A resolution passed by a unanimous vote in the Arkansas House of Representatives, which includes a strong statement in support of Jewish ties to Judea and Samaria, has garnered growing appreciation among Israel supporters.
The resolution passed on April 6 calls on Arkansas to enter into strategic partnerships with Israel and build upon a Memorandum of Understanding then-state Gov. Asa Hutchinson signed with the Israel Innovation Authority in 2022.
Heartland to Heartland
“The State of Arkansas, which lies in America’s heartland, has a special kinship with Judea and Samaria, Israel’s biblical heartland,” the resolution reads.
“Cities across Arkansas bear the names of biblical cities throughout Judea and Samaria, such as Bethel, Hebron, Shiloh, Salem, and numerous others,” the resolution continues.
Other U.S. states have also issued resolutions recognizing Israel’s connection to Judea and Samaria, including Florida in 2012, South Carolina in 2018 and Texas in 2023. They speak of historical and biblical Jewish ties but also offer a modern legal background to justify Jewish rights in those areas, referring either to the League of Nations or the United Nations, or both.
Arkansas’s resolution goes a step further. By skipping over references to modern international law, it takes for granted the natural right of Jews to Judea and Samaria, their ancestral heartland.

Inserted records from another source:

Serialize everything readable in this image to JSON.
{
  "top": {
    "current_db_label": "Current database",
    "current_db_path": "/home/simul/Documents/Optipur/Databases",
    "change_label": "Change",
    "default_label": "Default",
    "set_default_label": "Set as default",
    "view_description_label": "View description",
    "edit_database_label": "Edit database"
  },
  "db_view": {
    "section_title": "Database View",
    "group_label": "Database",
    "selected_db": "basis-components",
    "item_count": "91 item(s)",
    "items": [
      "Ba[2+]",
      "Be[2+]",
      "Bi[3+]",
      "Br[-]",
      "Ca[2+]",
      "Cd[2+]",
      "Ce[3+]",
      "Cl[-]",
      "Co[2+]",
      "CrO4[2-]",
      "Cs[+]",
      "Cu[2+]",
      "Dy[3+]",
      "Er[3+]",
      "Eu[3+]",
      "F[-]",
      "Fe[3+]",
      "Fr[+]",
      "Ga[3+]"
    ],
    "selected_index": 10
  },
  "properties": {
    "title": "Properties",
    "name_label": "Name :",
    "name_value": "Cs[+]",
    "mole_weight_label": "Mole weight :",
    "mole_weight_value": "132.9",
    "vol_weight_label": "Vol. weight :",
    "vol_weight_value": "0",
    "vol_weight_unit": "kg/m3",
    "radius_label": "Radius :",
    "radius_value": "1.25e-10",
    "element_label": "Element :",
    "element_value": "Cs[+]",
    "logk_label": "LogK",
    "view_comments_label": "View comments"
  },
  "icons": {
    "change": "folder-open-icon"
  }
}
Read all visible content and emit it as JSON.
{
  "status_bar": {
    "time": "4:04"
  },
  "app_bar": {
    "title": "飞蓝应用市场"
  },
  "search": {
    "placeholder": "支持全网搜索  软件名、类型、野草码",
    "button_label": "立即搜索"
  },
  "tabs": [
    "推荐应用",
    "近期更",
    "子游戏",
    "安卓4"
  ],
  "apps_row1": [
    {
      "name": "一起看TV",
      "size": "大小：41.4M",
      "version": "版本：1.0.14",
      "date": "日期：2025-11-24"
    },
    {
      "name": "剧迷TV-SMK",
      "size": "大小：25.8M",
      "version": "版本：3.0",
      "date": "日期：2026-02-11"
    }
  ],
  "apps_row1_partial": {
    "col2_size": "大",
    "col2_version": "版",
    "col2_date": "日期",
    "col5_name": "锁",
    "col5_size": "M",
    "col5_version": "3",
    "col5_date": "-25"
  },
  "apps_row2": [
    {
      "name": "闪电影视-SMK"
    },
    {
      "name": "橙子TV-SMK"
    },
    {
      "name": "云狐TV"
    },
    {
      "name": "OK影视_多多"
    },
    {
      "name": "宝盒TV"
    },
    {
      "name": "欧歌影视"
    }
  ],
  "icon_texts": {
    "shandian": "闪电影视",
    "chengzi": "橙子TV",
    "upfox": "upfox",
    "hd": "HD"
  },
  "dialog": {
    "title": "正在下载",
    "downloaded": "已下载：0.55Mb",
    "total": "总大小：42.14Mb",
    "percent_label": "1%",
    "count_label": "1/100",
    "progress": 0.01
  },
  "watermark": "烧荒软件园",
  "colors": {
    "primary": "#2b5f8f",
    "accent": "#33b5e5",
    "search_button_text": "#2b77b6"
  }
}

“The decision of the House of Representatives in Arkansas is unique because, unlike most decisions of [state] houses in the United States regarding relations with Israel, this decision for the first time speaks of the special relationship with the Land of Israel … including Judea and Samaria,” the Samaria Regional Council said in a statement.
Yossi Dagan, Samaria Council chairman, told JNS, “For us, of course, this is something that is quite natural. The right of the Jewish people to the Land of Israel is already inscribed in the most famous book in the world, by which I mean the Bible. So we appreciate the Arkansas state House representative who sponsored this.
“We thank the entire state of Arkansas. We hope the whole world will recognize and understand that a nation cannot be an occupier in its own homeland,” Dagan said.
Morton Klein, president of the Zionist Organization of America, told JNS, “ZOA strongly praised this fabulous, almost sacred, Arkansas resolution recognizing that Jews are the indigenous people of Judea and Samaria as clearly stated in the holy Bible; that this land was given to the Jews by God.”
Yoram Ettinger, a diplomat who served as Israel’s consul-general in Texas (1985-1988), and has worked closely with American evangelicals, told JNS the resolution stands out not only for highlighting the “mutually beneficial U.S.-Israel strategic and commercial cooperation and the shared-values between the U.S. and Israel,” but for emphasizing the biblical and historic significance of Judea and Samaria, “the cradle of Jewish history, religion and culture.”
The resolution’s sponsor, Rep. Mindy McAlindon of Arkansas’s District 10, told JNS that she hadn’t seen other resolutions that refer to Judea and Samaria in the same way, “but I think it’s really important that we do recognize that Judea and Samaria is Israel’s biblical heartland. We want to make sure that, as a state, we recognize that Judea and Samaria is Israel’s territory, and that it is not Palestine.
“We also need to recognize the special kinship that Arkansas has with Judea and Samaria,” she added.
McAlindon said “quite a few” constituents have reached out to her to express their excitement that the Arkansas legislature was not only supporting Israel, in general, but Judea and Samaria, in particular. “We tend to look at Israel as a whole and forget that there are crucial areas within Israel that we need to protect and defend. Even if we do so only in words, it is still important.”
McAlindon, who as a Christian feels “a strong affinity for Israel,” said she was motivated to propose the resolution after Hutchinson signed the MoU with Israel. “I just felt like I wanted to do a little bit more, something to continue to reinforce that relationship.”
She hopes to advance the relationship still further—”maybe even a Memorandum of Understanding specifically with Judea and Samaria.”
Noting that Arkansas is home to a Raytheon Technologies Corporation facility that builds the Iron Dome air-defense system, she said she wants to see more such special partnerships, whether in archaeology, history, religion, technology or agriculture. “We’re a very strong agricultural state. It is actually our No. 1 export. So there’s a lot that we can do together to strengthen both the State of Israel and the State of Arkansas.”
McAlindon hinted there was a chance other U.S. states will pass similar resolutions. As a member of a group including legislators from other states, she shared her resolution with them and several expressed interest and asked for copies. “So I hope other states will follow suit.”
She said state resolutions could impact federal policy.
“If you had enough states that pushed the idea that these are areas that we need to recognize, I think you could see some movement on a federal level.” However, she admitted states are “very much secondary” on foreign policy matters.
“At least, we’re very fortunate in Arkansas to have such strong federal congressmen and senators, like Senator Tom Cotton, who are very supportive of Israel,” McAlindon said.